Less of one and more of the other

The natural is in opposition to the artificial — or so we think. Some oppositions lie at either end of a spectrum, with gradations between. e.g. light versus dark. That’s an opposition with an inverse relationship. The more light you add to an image, the less dark it is. The louder things get, the less quiet; the hotter, the less … Continue reading

There’s an app for that

Long before smartphones existed I undertook a course that taught me to identify plant specimens. This was part of my landscape architecture degree. The course was to help designers select plants for parks, gardens, street planting, national parks, reclamation sites, etc. I learned the botanical names by rote of a couple of hundred species, mostly those available in and around Melbourne. I … Continue reading

Shape-shifting architecture

Some people want buildings that adapt according to climate, respond to their occupants’ changing moods, and grow, develop, evolve and transform as if living organisms. From werewolves to trucks that transform into enormous robots, the human fascination with transformation seems part of our cultural DNA. I’ll start with metaphor. Bearers of change Metaphor is an animal term. Meta means “change, transformation, permutation, or substitution” according to … Continue reading

What do maps do?

Maps come in many forms, including their online versions: Google maps, Ordnance survey maps, historical overlays (Walking through time), crowd sourced maps (Open Streetmaps), with GPS features, alerts, spoken directions, and provision for selling and sociability (Foursquare). Maps show us where we are, help us to get where we want to be, and they represent something. This much … Continue reading

Bad metaphors

“Osborn pushes the nuclear button”: That’s a clever headline from the Guardian this week, leading an article about the UK Chancellor’s invitation for Chinese investment in the UK nuclear energy programme. The headline is a joke, but also a metaphor. A literalist would read it as a lie. For the rest of us it’s simply … Continue reading

Web of belief

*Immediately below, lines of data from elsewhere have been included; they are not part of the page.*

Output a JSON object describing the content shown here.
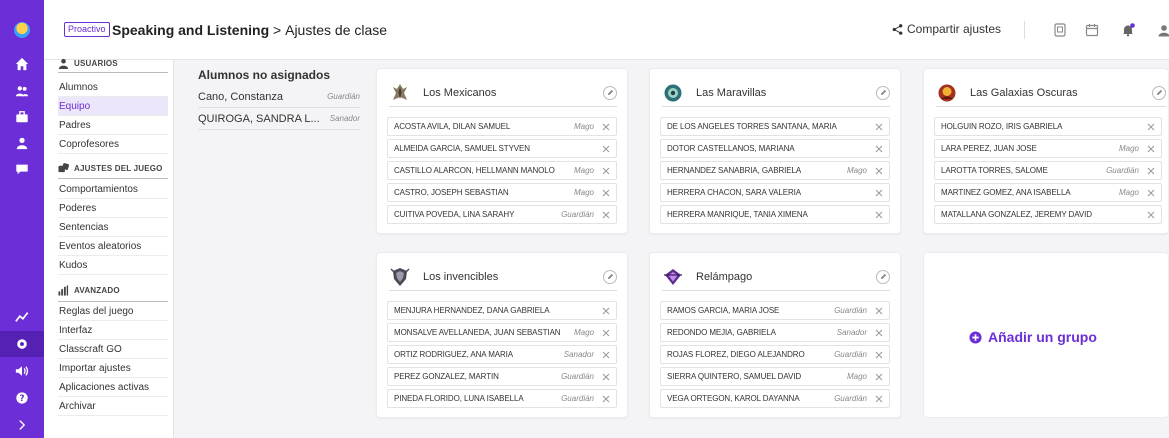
{
  "header": {
    "badge": "Proactivo",
    "course": "Speaking and Listening",
    "separator": ">",
    "page_title": "Ajustes de clase",
    "share_label": "Compartir ajustes"
  },
  "colors": {
    "accent": "#6c2ed6",
    "rail": "#6c2ed6"
  },
  "rail": {
    "icons": [
      "logo-icon",
      "home-icon",
      "users-icon",
      "shop-icon",
      "profile-icon",
      "chat-icon",
      "stats-icon",
      "settings-icon",
      "sound-icon",
      "help-icon",
      "expand-icon"
    ]
  },
  "sidebar": {
    "users_heading": "USUARIOS",
    "users_items": [
      "Alumnos",
      "Equipo",
      "Padres",
      "Coprofesores"
    ],
    "game_heading": "AJUSTES DEL JUEGO",
    "game_items": [
      "Comportamientos",
      "Poderes",
      "Sentencias",
      "Eventos aleatorios",
      "Kudos"
    ],
    "advanced_heading": "AVANZADO",
    "advanced_items": [
      "Reglas del juego",
      "Interfaz",
      "Classcraft GO",
      "Importar ajustes",
      "Aplicaciones activas",
      "Archivar"
    ]
  },
  "unassigned": {
    "title": "Alumnos no asignados",
    "students": [
      {
        "name": "Cano, Constanza",
        "role": "Guardián"
      },
      {
        "name": "QUIROGA, SANDRA L...",
        "role": "Sanador"
      }
    ]
  },
  "groups": [
    {
      "name": "Los Mexicanos",
      "members": [
        {
          "name": "ACOSTA AVILA, DILAN SAMUEL",
          "role": "Mago"
        },
        {
          "name": "ALMEIDA GARCIA, SAMUEL STYVEN",
          "role": ""
        },
        {
          "name": "CASTILLO ALARCON, HELLMANN MANOLO",
          "role": "Mago"
        },
        {
          "name": "CASTRO, JOSEPH SEBASTIAN",
          "role": "Mago"
        },
        {
          "name": "CUITIVA POVEDA, LINA SARAHY",
          "role": "Guardián"
        }
      ]
    },
    {
      "name": "Las Maravillas",
      "members": [
        {
          "name": "DE LOS ANGELES TORRES SANTANA, MARIA",
          "role": ""
        },
        {
          "name": "DOTOR CASTELLANOS, MARIANA",
          "role": ""
        },
        {
          "name": "HERNANDEZ SANABRIA, GABRIELA",
          "role": "Mago"
        },
        {
          "name": "HERRERA CHACON, SARA VALERIA",
          "role": ""
        },
        {
          "name": "HERRERA MANRIQUE, TANIA XIMENA",
          "role": ""
        }
      ]
    },
    {
      "name": "Las Galaxias Oscuras",
      "members": [
        {
          "name": "HOLGUIN ROZO, IRIS GABRIELA",
          "role": ""
        },
        {
          "name": "LARA PEREZ, JUAN JOSE",
          "role": "Mago"
        },
        {
          "name": "LAROTTA TORRES, SALOME",
          "role": "Guardián"
        },
        {
          "name": "MARTINEZ GOMEZ, ANA ISABELLA",
          "role": "Mago"
        },
        {
          "name": "MATALLANA GONZALEZ, JEREMY DAVID",
          "role": ""
        }
      ]
    },
    {
      "name": "Los invencibles",
      "members": [
        {
          "name": "MENJURA HERNANDEZ, DANA GABRIELA",
          "role": ""
        },
        {
          "name": "MONSALVE AVELLANEDA, JUAN SEBASTIAN",
          "role": "Mago"
        },
        {
          "name": "ORTIZ RODRIGUEZ, ANA MARIA",
          "role": "Sanador"
        },
        {
          "name": "PEREZ GONZALEZ, MARTIN",
          "role": "Guardián"
        },
        {
          "name": "PINEDA FLORIDO, LUNA ISABELLA",
          "role": "Guardián"
        }
      ]
    },
    {
      "name": "Relámpago",
      "members": [
        {
          "name": "RAMOS GARCIA, MARIA JOSE",
          "role": "Guardián"
        },
        {
          "name": "REDONDO MEJIA, GABRIELA",
          "role": "Sanador"
        },
        {
          "name": "ROJAS FLOREZ, DIEGO ALEJANDRO",
          "role": "Guardián"
        },
        {
          "name": "SIERRA QUINTERO, SAMUEL DAVID",
          "role": "Mago"
        },
        {
          "name": "VEGA ORTEGON, KAROL DAYANNA",
          "role": "Guardián"
        }
      ]
    }
  ],
  "add_group_label": "Añadir un grupo"
}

There’s a scene in the CGI animated Christmas film The Polar Express where the little hero boy who is skeptical of Santa’s existence has to make a verbal declaration that he truly believes … in Santa of course. That’s a relatively easy call if Santa is staring you in the face, and you’re at the … Continue reading

Synesthesia anesthesia

What colour is cool? Synesthesia is a hot topic amongst artists, and on the Internet. There it is. I’ve just used words from the vocabulary of touch sensation (cool and hot) applied to something visual (colour) and something abstract (a topic). The painter and theorist Wassily Kandinsky went further in describing in terms of heat … Continue reading

I am Spartacus

The perennial tussle between the right to free speech and the right to privacy has a spatial dimension of relevance to any designer. Architects, geographers and planners are acutely aware of the relationships between public and private spaces. Free speech roughly equates to the right of access to a place (eg a city square, the … Continue reading

This is not a hideout

After matching the aerial view of the compound published in Tuesday’s Guardian against Google Maps I soon discovered that the site was already labelled helpfully “Osama Bin Laden’s Hideout Compound.” Presumably, this is a recent annotation.

Digital metaphors and the baroque

I’ve at last caught up with the philosopher-historian Giambattista Vico’s (1668-1744) unusual work the New Science, as an e-book, purchased, downloaded and read on an iPad while travelling from Sopron in northern Hungary to the UK by train, a baroque odyssey of sorts. Amidst homage to the ancient Egyptians, obsessions about race and lineage, forced … Continue reading